Sudan ordered at least 10 humanitarian groups expelled from Darfur on Wednesday after the International Criminal Court issued an arrest warrant for the country's president. Secretary-General Ban Ki-moon said the action "represents a serious setback to lifesaving operations in Darfur" and urged Sudan to reverse its decision, U.N. deputy spokeswoman Marie Okabe said. Aid groups protested, saying they had no connection to the court and that their absence could lead to a crisis for for more than 2 million of war-weary Sudanese who need such basics as shelter, food and clean water. [...] The non-governmental aid groups ordered out were Oxfam, CARE, MSF-Holland, Mercy Corps, Save the Children, the Norweigan Refugee Council, the International Rescue Committee, Action Contre la Faim, Solidarites and CHF International. The Sudan Media Center said two Sudanese organizations, the Khartoum Centre for Human Rights and Environmental Development and the Khartoum Amal Center for the Rehabilitation of the Victims of Violence, were also expelled, saying they cooperated with the court.


5 March 2009

Quiet contentment is the best way to describe reactions to the news of Omar al-Bashir's indictment in the Farchana refugee camp - a dustbowl in the far east of Chad, home to 20,000 Sudanese from Darfur. Although some of the more educated camp leaders articulated their happiness at the verdict, there was no massive outpouring of jubilation, or much to show that today was different from any other. [...] As we journalists argue frantically with editors in London and kick malfunctioning equipment, a steady stream of ladies dressed in stunning yellow and orange striped fabric glide silently past with grain sacks and water balanced on their heads. The children start to wander off. Today's food distribution by the UN's World Food Programme seems to be the new show in town.


5 March 2009

Western aid groups in Darfur were forced to close clinics and put off a meningitis vaccination campaign Thursday because of the Sudanese government's decision to revoke their registration hours after President Omar al-Bashir was made the target of an international arrest warrant.
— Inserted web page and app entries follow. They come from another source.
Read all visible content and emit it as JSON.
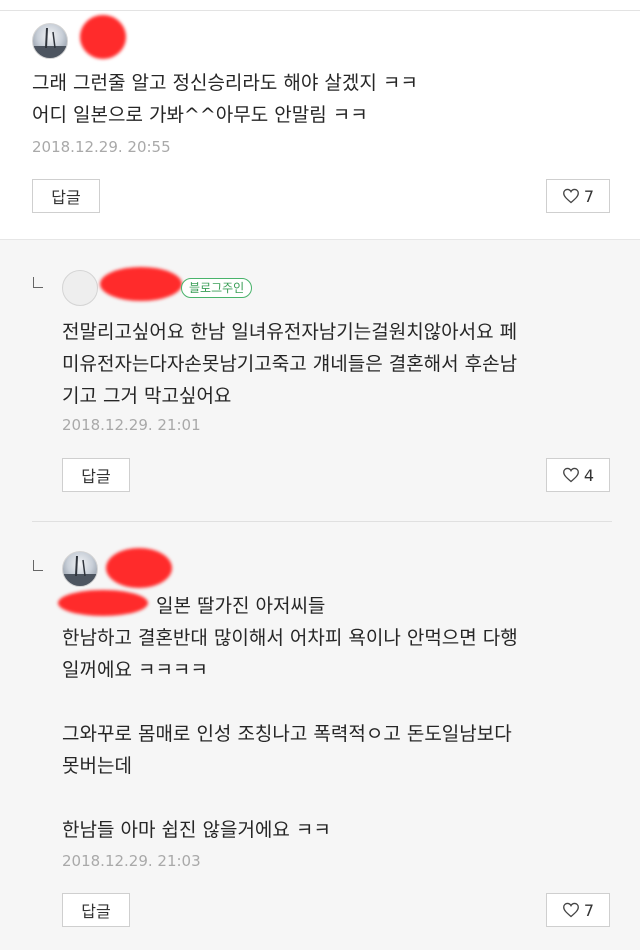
{
  "comments": [
    {
      "lines": [
        "그래 그런줄 알고 정신승리라도 해야 살겠지 ㅋㅋ",
        "어디 일본으로 가봐^^아무도 안말림 ㅋㅋ"
      ],
      "date": "2018.12.29. 20:55",
      "reply_label": "답글",
      "likes": "7"
    },
    {
      "badge": "블로그주인",
      "lines": [
        "전말리고싶어요 한남 일녀유전자남기는걸원치않아서요 페",
        "미유전자는다자손못남기고죽고 걔네들은 결혼해서 후손남",
        "기고 그거 막고싶어요"
      ],
      "date": "2018.12.29. 21:01",
      "reply_label": "답글",
      "likes": "4"
    },
    {
      "lines": [
        "일본 딸가진 아저씨들",
        "한남하고 결혼반대 많이해서 어차피 욕이나 안먹으면 다행",
        "일꺼에요 ㅋㅋㅋㅋ",
        "",
        "그와꾸로 몸매로 인성 조칭나고 폭력적ㅇ고 돈도일남보다",
        "못버는데",
        "",
        "한남들 아마 쉽진 않을거에요 ㅋㅋ"
      ],
      "date": "2018.12.29. 21:03",
      "reply_label": "답글",
      "likes": "7"
    }
  ],
  "colors": {
    "redaction": "#ff2b2b",
    "owner_badge": "#49b36b",
    "date": "#a9a9a9"
  },
  "icons": {
    "like": "heart-outline-icon",
    "reply_indent": "reply-arrow-icon"
  }
}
Ten aid groups were told to suspend operations by Sunday, three days before the International Criminal Court issued an arrest warrant for al-Bashir on charges of war crimes and crimes against humanity in Darfur. [...] Some groups, including the World Food Program and Catholic Relief Services, were allowed to continue operating.